After our meeting, I reached out to Andrew to ask a few questions.

Interview with Andrew Coeytaux

How did you come up with the idea for Hexopolis?

Hexopolis started as a paper prototype where players would form mathematical formulas with numbers and operators. I wanted to abstract the game further and open up possibilities for players, so I experimented with ways to represent the numbers as units that players would draw from, and I quickly landed on the present-day design of cells that could be stacked to form towers. Soon after I decided to ditch the math component entirely and change out the operators for paths and walls that would determine how players could traverse the board. With a few tweaks to the rules and a final abstraction/unification of the game's aesthetic, Hexopolis was created.

(Andrew has also written a blog post on designing Hexopolis, which you can read here)

What makes Hexopolis different from other board games?

Hexopolis is a board game, and that means that it has a responsibility to provide a new, innovative tactile experience that rivals other games on the market. No cards, no 20-sided dice; those were commitments I made early on in the development of the game, and they were some of the driving forces behind the decision to replace numbers with units and a lot that followed.
Hexopolis is different because it's vertical. The design of its pieces and how they fit together allow it to leave the flatness of the table that it's played on and assemble itself into geometric edifices sprawling upwards.

Most importantly, Hexopolis is different because it is focused. Every aspect of the game, from the cells stacking to the jigsaw-puzzle locking of the connectors, all the way down to the box itself, has been designed to evoke a handful of ideas in the simplest form possible. Each iteration has been rigorously hacked and pruned so that the end product is nothing but the purest essence of the mechanics the game seeks to convey.

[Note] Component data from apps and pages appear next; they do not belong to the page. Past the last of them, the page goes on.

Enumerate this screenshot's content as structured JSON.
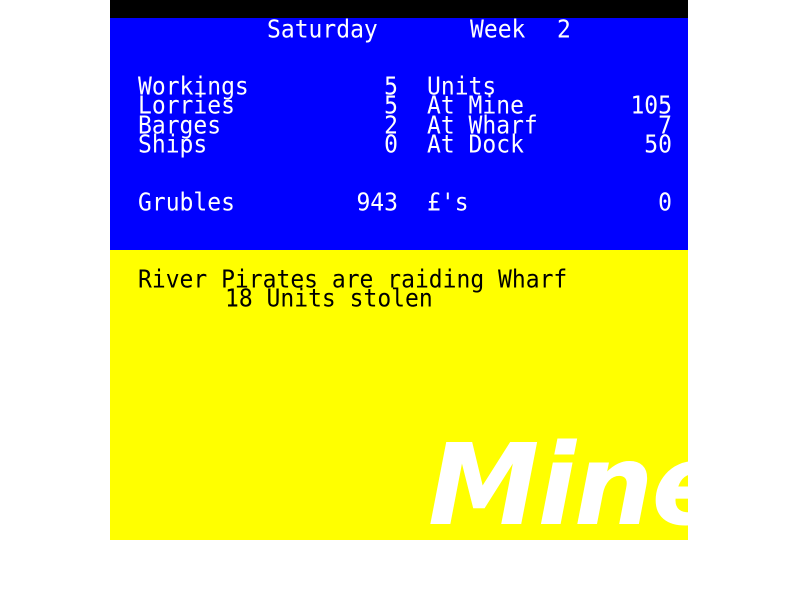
{
  "header": {
    "day": "Saturday",
    "week_label": "Week",
    "week_number": "2"
  },
  "left_stats": [
    {
      "label": "Workings",
      "value": "5"
    },
    {
      "label": "Lorries",
      "value": "5"
    },
    {
      "label": "Barges",
      "value": "2"
    },
    {
      "label": "Ships",
      "value": "0"
    }
  ],
  "right_stats": {
    "heading": "Units",
    "rows": [
      {
        "label": "At Mine",
        "value": "105"
      },
      {
        "label": "At Wharf",
        "value": "7"
      },
      {
        "label": "At Dock",
        "value": "50"
      }
    ]
  },
  "money": {
    "grubles_label": "Grubles",
    "grubles_value": "943",
    "pounds_label": "£'s",
    "pounds_value": "0"
  },
  "message": {
    "line1": "River Pirates are raiding Wharf",
    "line2": "18 Units stolen"
  },
  "logo_text": "Mine",
  "colors": {
    "stats_background": "#0000ff",
    "message_background": "#ffff00",
    "border": "#000000",
    "stats_text": "#ffffff",
    "message_text": "#000000",
    "logo": "#ffffff"
  }
}
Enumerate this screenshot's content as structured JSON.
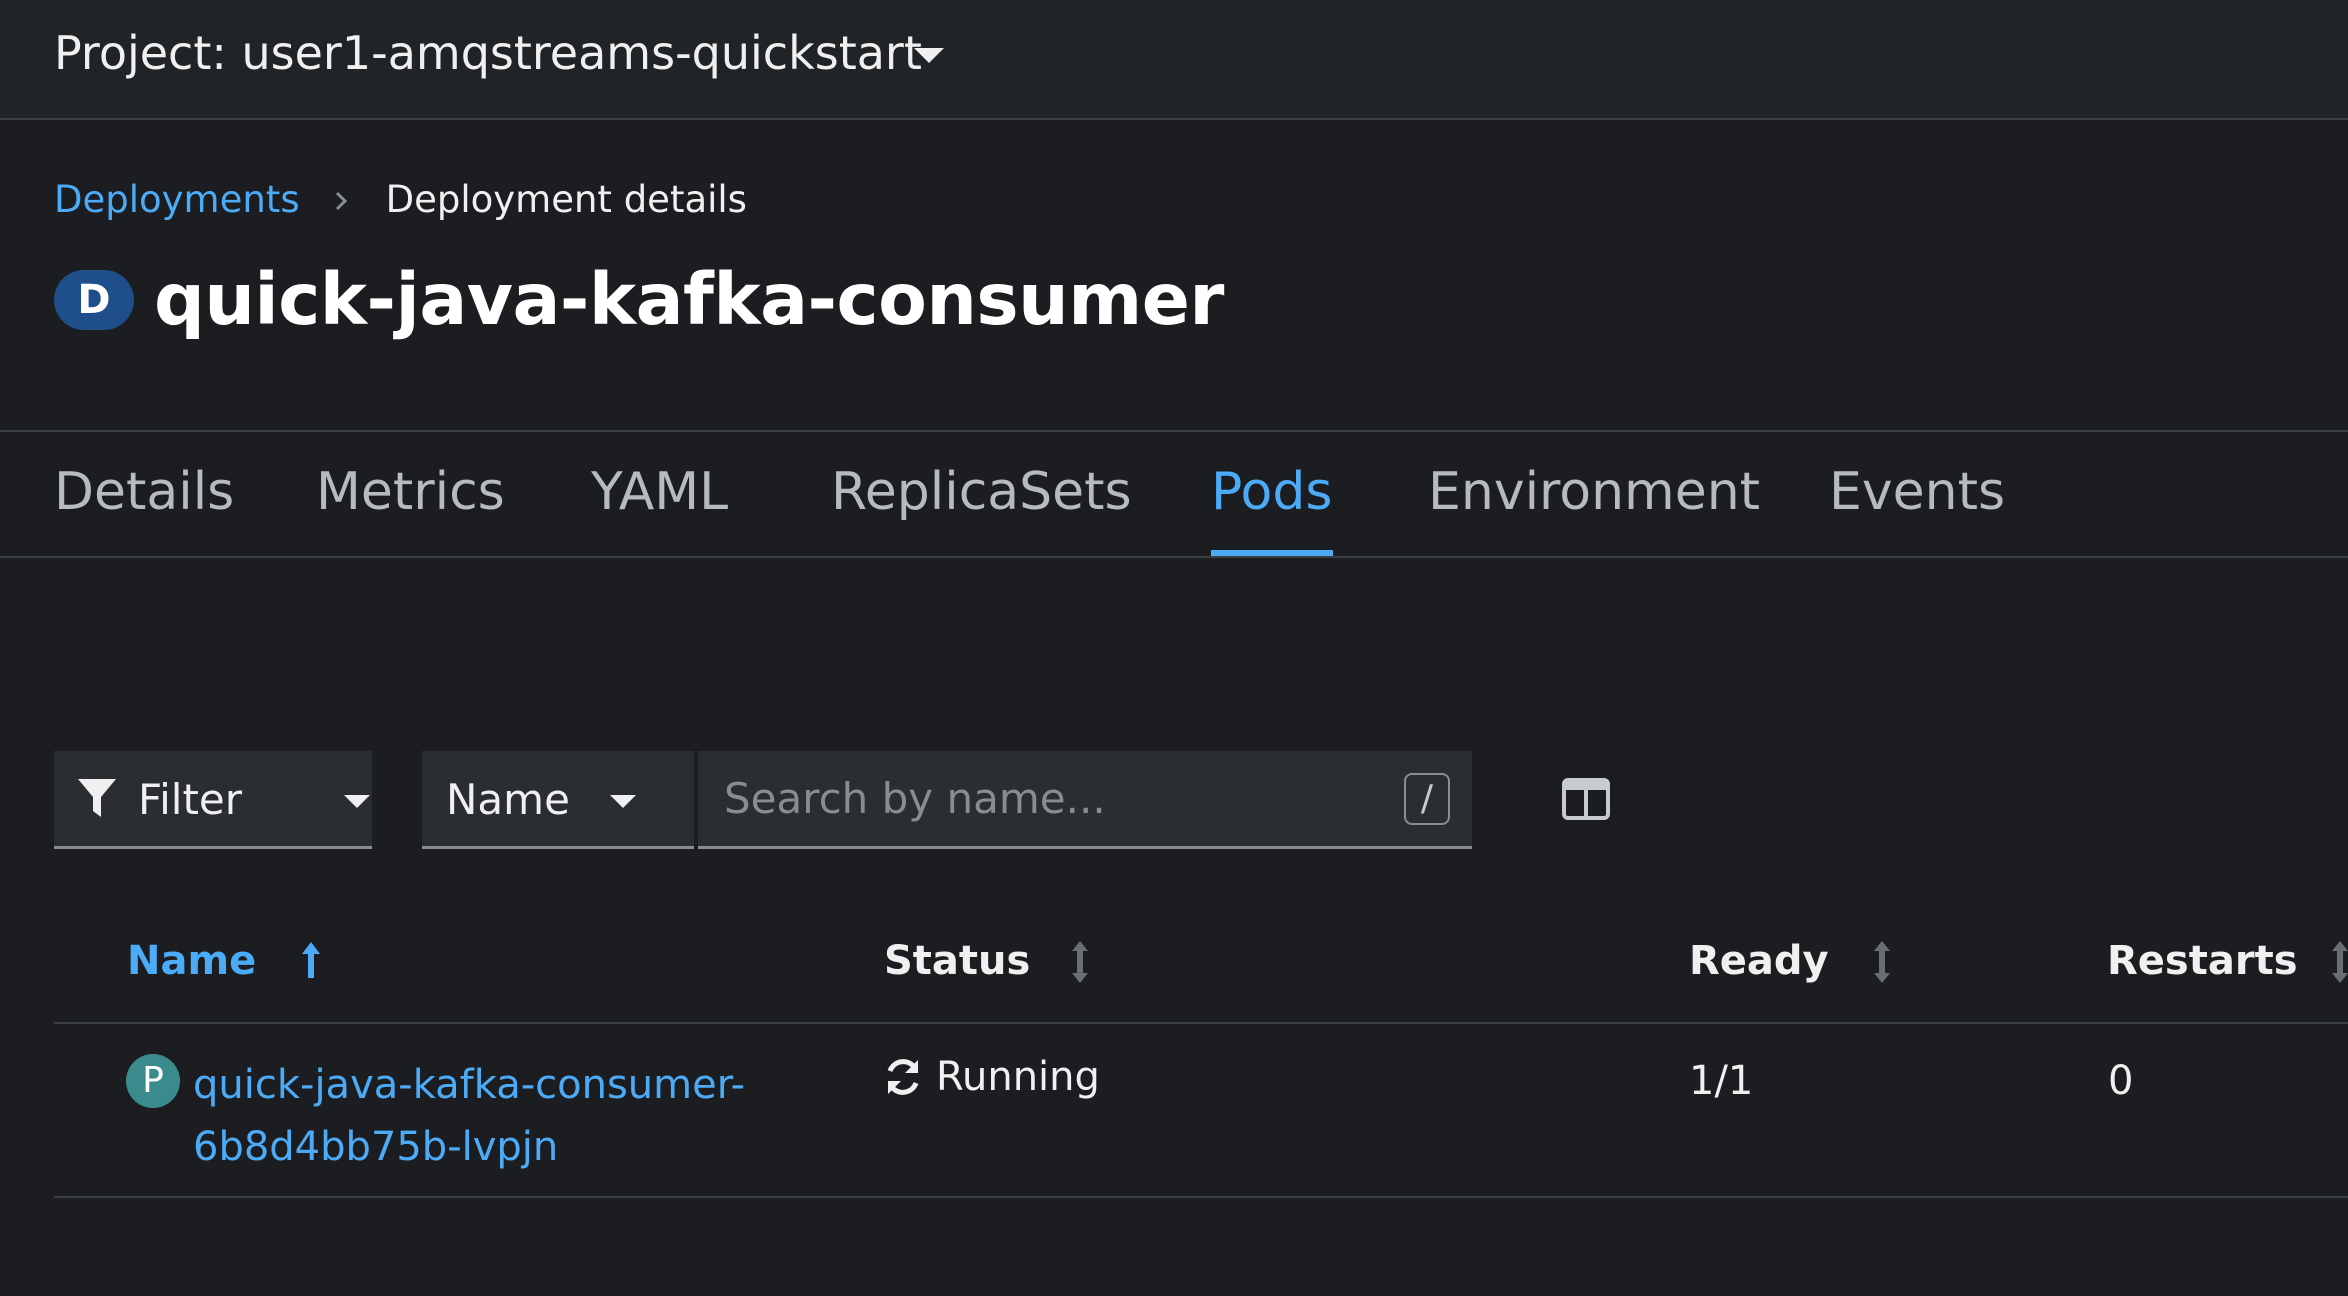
{
  "project_bar": {
    "label": "Project: user1-amqstreams-quickstart"
  },
  "breadcrumb": {
    "parent": "Deployments",
    "current": "Deployment details"
  },
  "header": {
    "badge": "D",
    "title": "quick-java-kafka-consumer"
  },
  "tabs": [
    {
      "label": "Details"
    },
    {
      "label": "Metrics"
    },
    {
      "label": "YAML"
    },
    {
      "label": "ReplicaSets"
    },
    {
      "label": "Pods"
    },
    {
      "label": "Environment"
    },
    {
      "label": "Events"
    }
  ],
  "active_tab": "Pods",
  "toolbar": {
    "filter_label": "Filter",
    "attribute_select": "Name",
    "search_placeholder": "Search by name...",
    "search_value": "",
    "shortcut_hint": "/"
  },
  "table": {
    "columns": [
      "Name",
      "Status",
      "Ready",
      "Restarts"
    ],
    "sorted_column": "Name",
    "rows": [
      {
        "badge": "P",
        "name": "quick-java-kafka-consumer-6b8d4bb75b-lvpjn",
        "status": "Running",
        "ready": "1/1",
        "restarts": "0"
      }
    ]
  },
  "colors": {
    "background": "#1b1d21",
    "accent": "#4cabf7",
    "deployment_badge": "#1e4f8a",
    "pod_badge": "#3a8c8c"
  }
}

What kind of people do you see liking Hexopolis?

When designing Hexopolis, I wanted to create a game that would surprise me after years of playing it. I think that the end result is a game with simple rules that produce complex results, making it ideal for anyone looking for something that's quick to pick up and has replayability. The soundbite for Hexopolis is "easy to learn, difficult to master". Anyone can learn how to play in 5-10 minutes, but it takes dozens upon hundreds of rounds to recognize patterns and situations and learn how to adapt and respond to those situations in the best, most strategic way possible. This has made it popular with players who enjoy Chess and other abstract strategy games. Hexopolis can be analyzed, dissected, and mastered.

The compact, portable nature of Hexopolis as well as the 15-30 minute duration of a round makes it ideal for a coffeehouse environment. This makes it a great choice not just for highly strategic players, but also for casual players looking for a game they can learn quickly and play a few rounds of while catching up with a friend over coffee.

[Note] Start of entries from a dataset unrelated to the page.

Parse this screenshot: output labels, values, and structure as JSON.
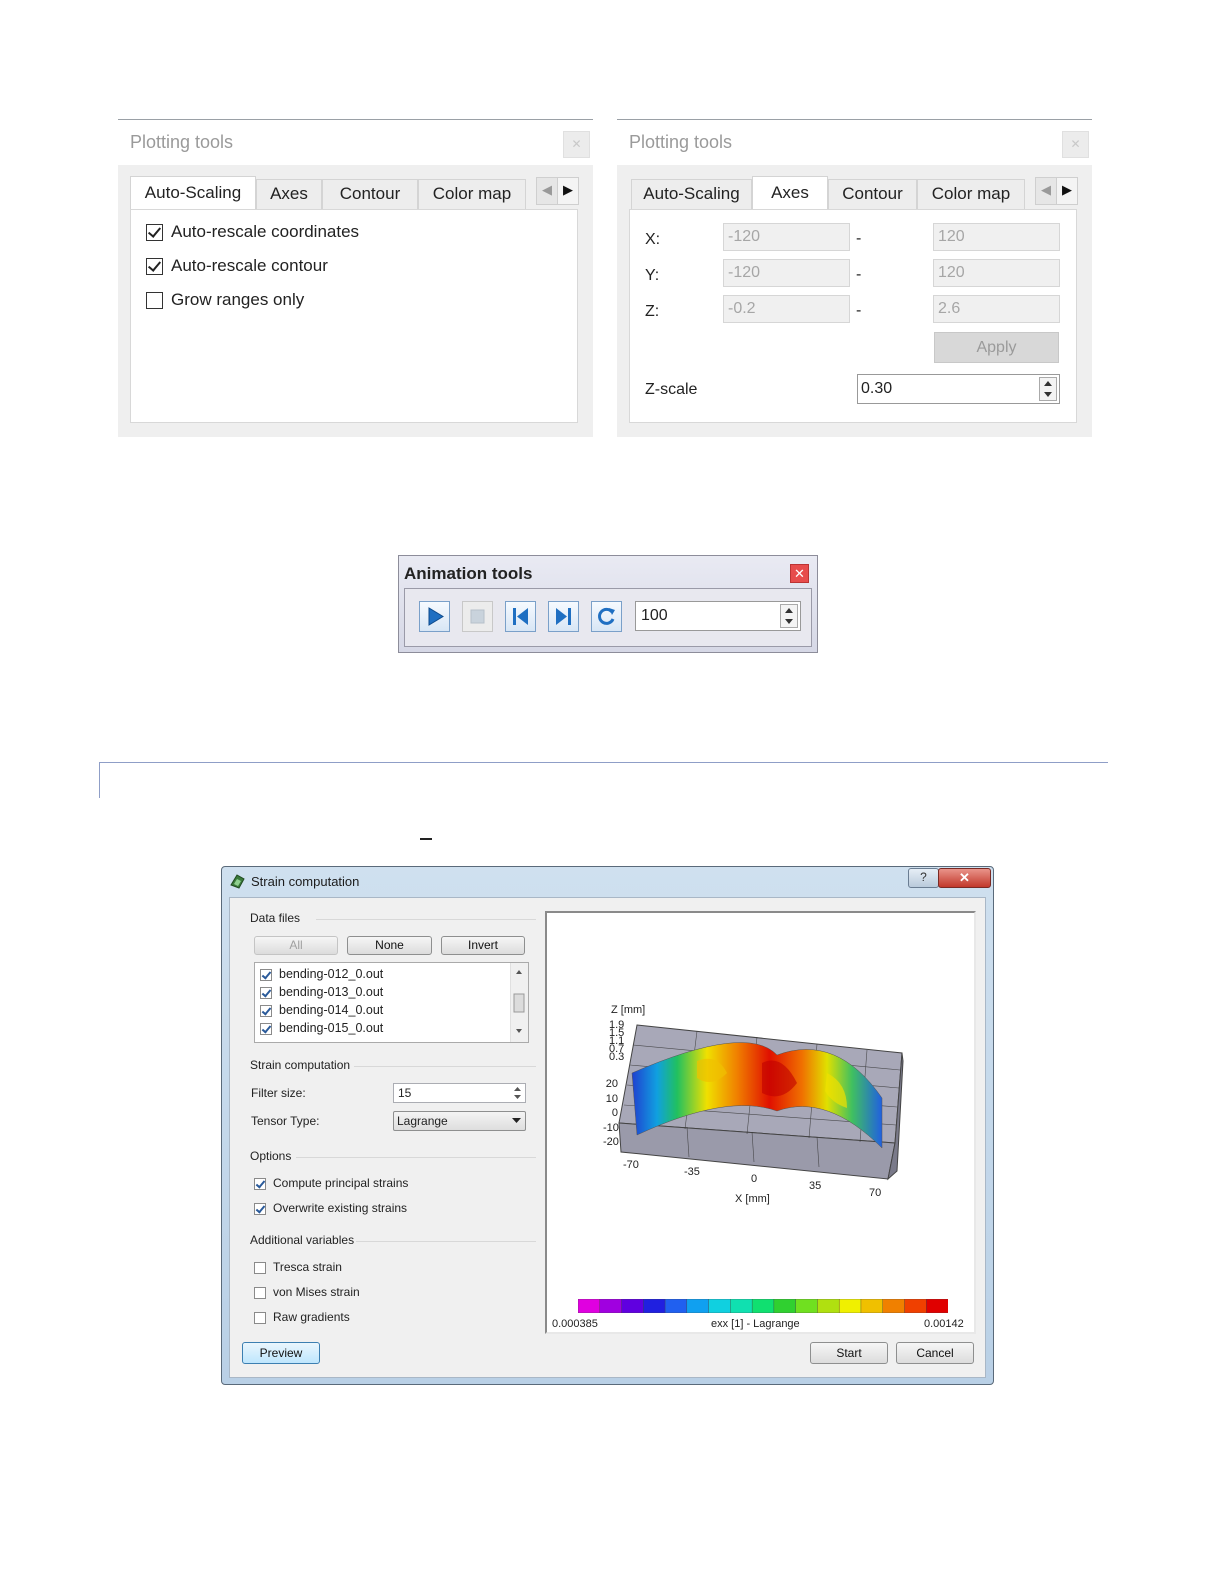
{
  "plotting_left": {
    "title": "Plotting tools",
    "tabs": [
      "Auto-Scaling",
      "Axes",
      "Contour",
      "Color map"
    ],
    "active_tab": "Auto-Scaling",
    "options": [
      {
        "label": "Auto-rescale coordinates",
        "checked": true
      },
      {
        "label": "Auto-rescale contour",
        "checked": true
      },
      {
        "label": "Grow ranges only",
        "checked": false
      }
    ]
  },
  "plotting_right": {
    "title": "Plotting tools",
    "tabs": [
      "Auto-Scaling",
      "Axes",
      "Contour",
      "Color map"
    ],
    "active_tab": "Axes",
    "axes": [
      {
        "label": "X:",
        "min": "-120",
        "sep": "-",
        "max": "120"
      },
      {
        "label": "Y:",
        "min": "-120",
        "sep": "-",
        "max": "120"
      },
      {
        "label": "Z:",
        "min": "-0.2",
        "sep": "-",
        "max": "2.6"
      }
    ],
    "apply_label": "Apply",
    "zscale_label": "Z-scale",
    "zscale_value": "0.30"
  },
  "animation": {
    "title": "Animation tools",
    "close_glyph": "✕",
    "buttons": [
      "play-icon",
      "stop-icon",
      "first-frame-icon",
      "last-frame-icon",
      "loop-icon"
    ],
    "value": "100"
  },
  "strain": {
    "title": "Strain computation",
    "help_glyph": "?",
    "close_glyph": "✕",
    "data_files_title": "Data files",
    "btn_all": "All",
    "btn_none": "None",
    "btn_invert": "Invert",
    "files": [
      {
        "name": "bending-012_0.out",
        "checked": true
      },
      {
        "name": "bending-013_0.out",
        "checked": true
      },
      {
        "name": "bending-014_0.out",
        "checked": true
      },
      {
        "name": "bending-015_0.out",
        "checked": true
      }
    ],
    "strain_title": "Strain computation",
    "filter_label": "Filter size:",
    "filter_value": "15",
    "tensor_label": "Tensor Type:",
    "tensor_value": "Lagrange",
    "options_title": "Options",
    "options": [
      {
        "label": "Compute principal strains",
        "checked": true
      },
      {
        "label": "Overwrite existing strains",
        "checked": true
      }
    ],
    "additional_title": "Additional variables",
    "additional": [
      {
        "label": "Tresca strain",
        "checked": false
      },
      {
        "label": "von Mises strain",
        "checked": false
      },
      {
        "label": "Raw gradients",
        "checked": false
      }
    ],
    "btn_preview": "Preview",
    "btn_start": "Start",
    "btn_cancel": "Cancel",
    "plot": {
      "z_axis_label": "Z [mm]",
      "z_ticks_top": [
        "1.9",
        "1.5",
        "1.1",
        "0.7",
        "0.3"
      ],
      "y_ticks": [
        "20",
        "10",
        "0",
        "-10",
        "-20"
      ],
      "x_ticks": [
        "-70",
        "-35",
        "0",
        "35",
        "70"
      ],
      "x_axis_label": "X [mm]",
      "colorbar_min": "0.000385",
      "colorbar_max": "0.00142",
      "colorbar_label": "exx [1] - Lagrange",
      "colorbar_colors": [
        "#e000e0",
        "#a000e0",
        "#6000e0",
        "#2020e0",
        "#2060f0",
        "#10a0f0",
        "#10d0e0",
        "#10e0b0",
        "#10e070",
        "#30d030",
        "#70e020",
        "#b0e010",
        "#f0f000",
        "#f0c000",
        "#f08000",
        "#f04000",
        "#e00000"
      ]
    }
  }
}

Where do you see Hexopolis going from here?

The current focus is on getting more people playing Hexopolis with the long-term goal of it becoming a ubiquitous game that anyone could play together and hold tournaments for. Through its abstract design and aesthetic, it aims to earn a spot on the shelf next to Chess, Checkers, Backgammon, Go, and other 2-player competitive abstract strategy games that have become timeless and continue to be played today because of their unique aesthetics, easy-to-learn rulesets, and complex outcomes.
Accomplishing this means introducing different, more accessible price points by offering a greater variety of set types, as well as exploring new methods and avenues to bring Hexopolis into the public eye. There's a Kickstarter in the works as well as several events lined up to kick off the year, including PAX East 2024 in Boston, Massachusetts, March 21-24.

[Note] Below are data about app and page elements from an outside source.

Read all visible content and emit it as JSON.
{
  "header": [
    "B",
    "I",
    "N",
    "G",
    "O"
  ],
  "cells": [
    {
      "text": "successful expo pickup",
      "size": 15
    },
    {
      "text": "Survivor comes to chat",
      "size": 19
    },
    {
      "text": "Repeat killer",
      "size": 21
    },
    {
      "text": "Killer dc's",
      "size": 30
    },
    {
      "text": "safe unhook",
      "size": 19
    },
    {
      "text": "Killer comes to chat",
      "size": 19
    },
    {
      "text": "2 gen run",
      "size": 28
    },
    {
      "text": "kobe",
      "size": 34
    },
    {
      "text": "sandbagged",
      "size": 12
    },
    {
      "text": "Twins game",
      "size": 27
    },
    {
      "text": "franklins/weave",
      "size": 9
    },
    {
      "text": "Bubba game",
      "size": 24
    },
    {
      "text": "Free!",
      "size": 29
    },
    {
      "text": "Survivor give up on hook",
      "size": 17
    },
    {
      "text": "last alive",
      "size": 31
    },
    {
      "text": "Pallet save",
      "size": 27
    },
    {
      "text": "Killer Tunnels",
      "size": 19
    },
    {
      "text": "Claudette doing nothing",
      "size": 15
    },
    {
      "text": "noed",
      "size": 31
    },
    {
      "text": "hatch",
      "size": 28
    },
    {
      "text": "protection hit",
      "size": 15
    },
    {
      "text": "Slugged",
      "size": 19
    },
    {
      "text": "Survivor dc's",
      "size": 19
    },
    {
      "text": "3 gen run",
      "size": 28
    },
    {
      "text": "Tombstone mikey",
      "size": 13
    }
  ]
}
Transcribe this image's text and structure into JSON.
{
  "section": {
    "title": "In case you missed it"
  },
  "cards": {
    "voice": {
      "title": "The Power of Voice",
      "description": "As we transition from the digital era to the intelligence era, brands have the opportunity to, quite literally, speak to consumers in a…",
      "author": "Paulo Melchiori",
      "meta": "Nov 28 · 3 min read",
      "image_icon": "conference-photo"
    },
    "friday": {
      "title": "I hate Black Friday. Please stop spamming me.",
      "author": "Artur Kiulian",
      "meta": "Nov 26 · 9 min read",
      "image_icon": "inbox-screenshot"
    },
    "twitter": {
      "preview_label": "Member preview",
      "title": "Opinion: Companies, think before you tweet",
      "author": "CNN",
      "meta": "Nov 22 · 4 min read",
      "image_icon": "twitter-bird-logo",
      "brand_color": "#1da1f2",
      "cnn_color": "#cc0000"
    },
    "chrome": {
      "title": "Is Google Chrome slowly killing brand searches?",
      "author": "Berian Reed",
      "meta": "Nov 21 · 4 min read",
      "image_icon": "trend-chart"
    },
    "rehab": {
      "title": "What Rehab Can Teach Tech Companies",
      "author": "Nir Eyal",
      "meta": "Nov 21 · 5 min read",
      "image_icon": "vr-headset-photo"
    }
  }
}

Hexopolis is ready for the world. I look forward to seeing the strategies and challenges that arise once this game is available to the public. If you want to be one of the first to own a copy, Hexopolis will have a booth at PAX East 2024 where people can play and even purchase a set of their own.

Previously: Armaculture is a free indie game in which you survive the war any way you can.

Images courtesy Hexopolis (